While a Gap year should be fun, it needs to have goals and a plan on how to achieve them. It should also have a defined timeframe of when your year ends and what you could think about doing afterwards. This way you can motivate and get the support you need to take time out. Also, it means you won’t waft around or waste time while you’re taking time out. And when it’s time to write up a CV, your gap year won’t be regarded as an extended vacation. But rather a worthwhile endeavour.
2. Gain valuable work experience
Use your time off to explore and experiment. Explore different types of work to see what you might like to pursue as a career in the long term. You could do voluntary work, an internship, or a paid part-time job during your gap year. It’s an invaluable time to use to see where you enjoy working and then use this to direct your study options.
3. Get better prepared academically
If you’re not academically burned out, consider taking a short course in your intended field. By doing stackable modules, you could even get a first-year credit or two out of the way.
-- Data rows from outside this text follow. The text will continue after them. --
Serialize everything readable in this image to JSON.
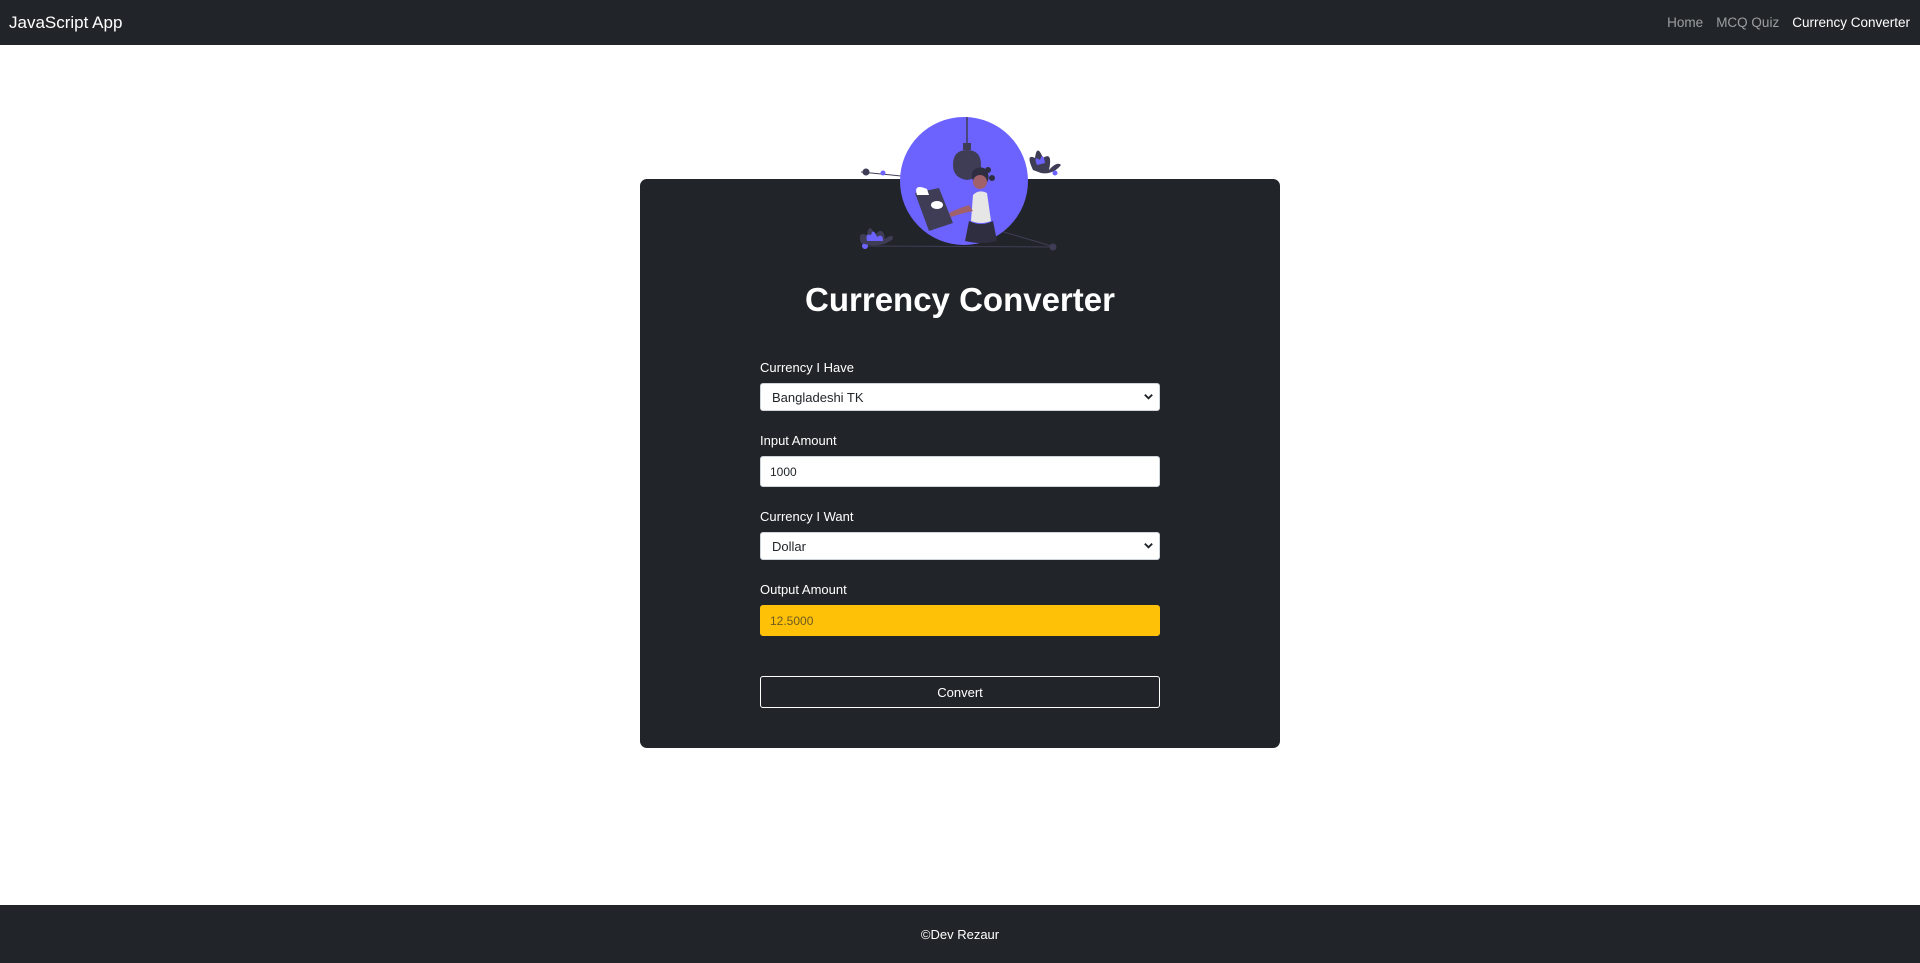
{
  "navbar": {
    "brand": "JavaScript App",
    "links": [
      {
        "label": "Home",
        "active": false
      },
      {
        "label": "MCQ Quiz",
        "active": false
      },
      {
        "label": "Currency Converter",
        "active": true
      }
    ]
  },
  "converter": {
    "title": "Currency Converter",
    "currency_have": {
      "label": "Currency I Have",
      "selected": "Bangladeshi TK"
    },
    "input_amount": {
      "label": "Input Amount",
      "value": "1000"
    },
    "currency_want": {
      "label": "Currency I Want",
      "selected": "Dollar"
    },
    "output_amount": {
      "label": "Output Amount",
      "value": "12.5000"
    },
    "convert_label": "Convert"
  },
  "footer": {
    "text": "©Dev Rezaur"
  },
  "colors": {
    "dark": "#212529",
    "accent": "#6c63ff",
    "output_bg": "#ffc107",
    "white": "#ffffff"
  },
  "icons": {
    "select_arrow": "chevron-down-icon",
    "illustration": "reading-woman-lightbulb-illustration"
  }
}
Doing so will allow you to get accustomed to the more rigorous, self-directed nature of tertiary studying. But not take on a full course load all at once while adjusting.
4. Broaden your horizons
Use this time to gain as much life experience as you can. Contrary to popular belief, travelling need not cost you an arm or a leg. Student exchanges and scholarships are all great options if you are on a tight budget. Exploring the great wide world will put you in contact with interesting people and different cultures. It’ll expand your horizons and give you international experience. All of which are significant assets in an increasingly global world.
5. Learn a language
In today’s global society, being able to communicate across cultures is becoming increasingly important. Employers – especially those in emerging markets – often operate with clients and partners from different countries. Therefore, being able to speak multiple languages can significantly increase your future job prospects.
A Meaningful Gap Year
Your gap year should give you the mental space you need to reflect on what you do and don’t want from your tertiary studies, your career and, ultimately, your life. The real-world experience you gain during this time can help you to more clearly decide how to make your future goals a reality. That clarity can translate into a smoother transition to college or university. As well as a more direct path to choosing the degree that’s right for you.
SACAP’s Higher Certificate in Counselling and Communication Skills provides a meaningful way of using your gap year. This one-year vocational qualification serves as an excellent entry point into the field of psychology, human behaviour and mental health. For more information, click here.